● Exercise aim
Pull out from the material below all lines with "header".
(Input material)
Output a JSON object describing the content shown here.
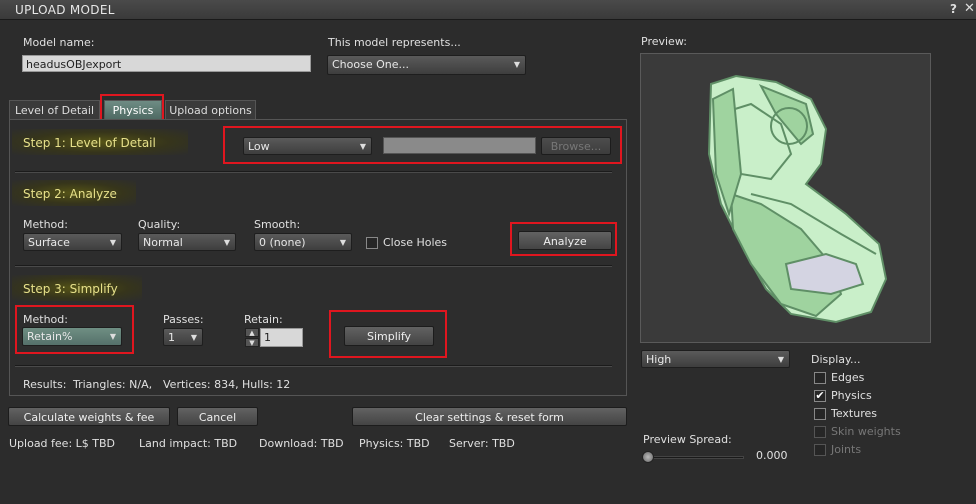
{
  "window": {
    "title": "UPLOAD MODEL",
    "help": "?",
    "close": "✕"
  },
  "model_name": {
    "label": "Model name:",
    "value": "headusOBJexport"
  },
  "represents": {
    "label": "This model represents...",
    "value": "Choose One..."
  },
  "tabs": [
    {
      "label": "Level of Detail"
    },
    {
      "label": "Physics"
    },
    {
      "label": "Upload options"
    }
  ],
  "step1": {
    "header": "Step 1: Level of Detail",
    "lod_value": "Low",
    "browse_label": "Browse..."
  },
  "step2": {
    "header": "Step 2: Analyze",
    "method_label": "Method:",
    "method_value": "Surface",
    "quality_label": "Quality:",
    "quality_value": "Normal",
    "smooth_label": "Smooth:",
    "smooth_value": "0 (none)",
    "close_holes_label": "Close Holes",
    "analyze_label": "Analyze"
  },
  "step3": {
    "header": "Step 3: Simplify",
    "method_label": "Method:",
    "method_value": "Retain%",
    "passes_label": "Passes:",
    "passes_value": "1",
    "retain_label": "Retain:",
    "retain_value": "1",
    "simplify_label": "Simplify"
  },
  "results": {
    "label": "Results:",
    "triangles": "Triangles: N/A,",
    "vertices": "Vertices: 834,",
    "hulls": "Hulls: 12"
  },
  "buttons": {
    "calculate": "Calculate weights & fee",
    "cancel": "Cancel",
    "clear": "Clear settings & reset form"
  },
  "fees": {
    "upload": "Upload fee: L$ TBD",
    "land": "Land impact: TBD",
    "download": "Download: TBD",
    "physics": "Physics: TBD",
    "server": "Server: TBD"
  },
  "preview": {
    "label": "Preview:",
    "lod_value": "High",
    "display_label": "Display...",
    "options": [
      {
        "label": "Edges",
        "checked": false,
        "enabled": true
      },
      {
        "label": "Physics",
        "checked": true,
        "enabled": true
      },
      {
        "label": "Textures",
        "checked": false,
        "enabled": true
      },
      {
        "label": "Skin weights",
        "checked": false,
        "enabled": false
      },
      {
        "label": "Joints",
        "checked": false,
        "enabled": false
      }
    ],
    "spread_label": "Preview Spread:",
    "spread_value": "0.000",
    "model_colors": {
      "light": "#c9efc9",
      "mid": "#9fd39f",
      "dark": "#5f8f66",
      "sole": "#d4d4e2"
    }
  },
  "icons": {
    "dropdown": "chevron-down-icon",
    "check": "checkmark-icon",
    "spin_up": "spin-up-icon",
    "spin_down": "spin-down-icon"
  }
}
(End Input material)
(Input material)
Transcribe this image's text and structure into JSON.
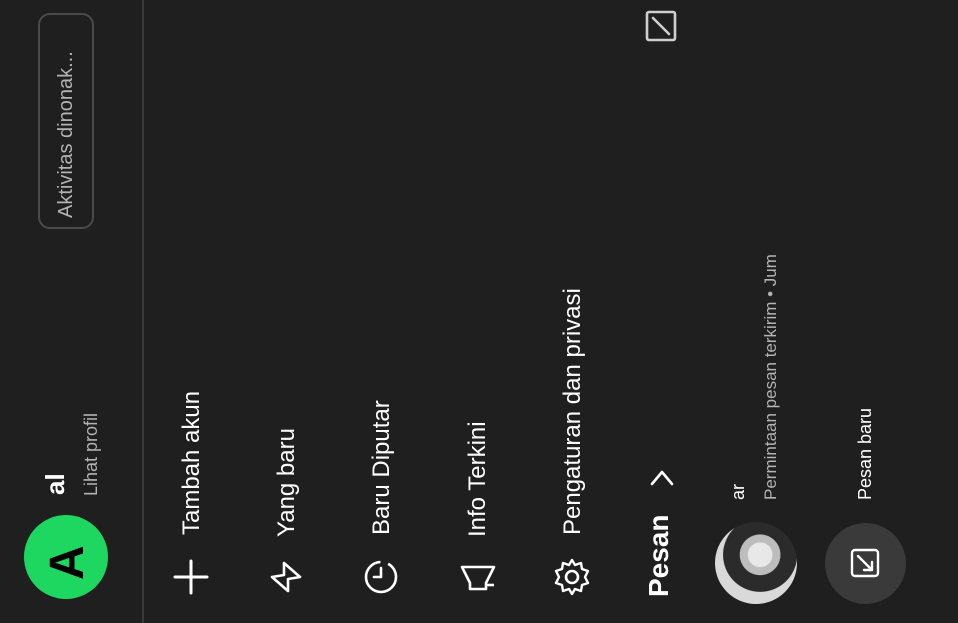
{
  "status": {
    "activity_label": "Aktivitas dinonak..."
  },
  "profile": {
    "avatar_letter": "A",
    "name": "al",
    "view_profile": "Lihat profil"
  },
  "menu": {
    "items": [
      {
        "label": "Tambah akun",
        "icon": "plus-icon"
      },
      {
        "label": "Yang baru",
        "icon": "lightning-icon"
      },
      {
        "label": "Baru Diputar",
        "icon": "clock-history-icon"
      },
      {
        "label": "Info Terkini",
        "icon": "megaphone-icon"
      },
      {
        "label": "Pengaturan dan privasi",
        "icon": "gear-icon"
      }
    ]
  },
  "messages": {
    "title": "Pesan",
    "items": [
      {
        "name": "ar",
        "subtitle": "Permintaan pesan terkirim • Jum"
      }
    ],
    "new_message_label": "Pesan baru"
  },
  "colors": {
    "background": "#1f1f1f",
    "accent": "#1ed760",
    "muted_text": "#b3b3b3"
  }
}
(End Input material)
● Task answer
    "header": "Step 1: Level of Detail",
    "header": "Step 2: Analyze",
    "header": "Step 3: Simplify",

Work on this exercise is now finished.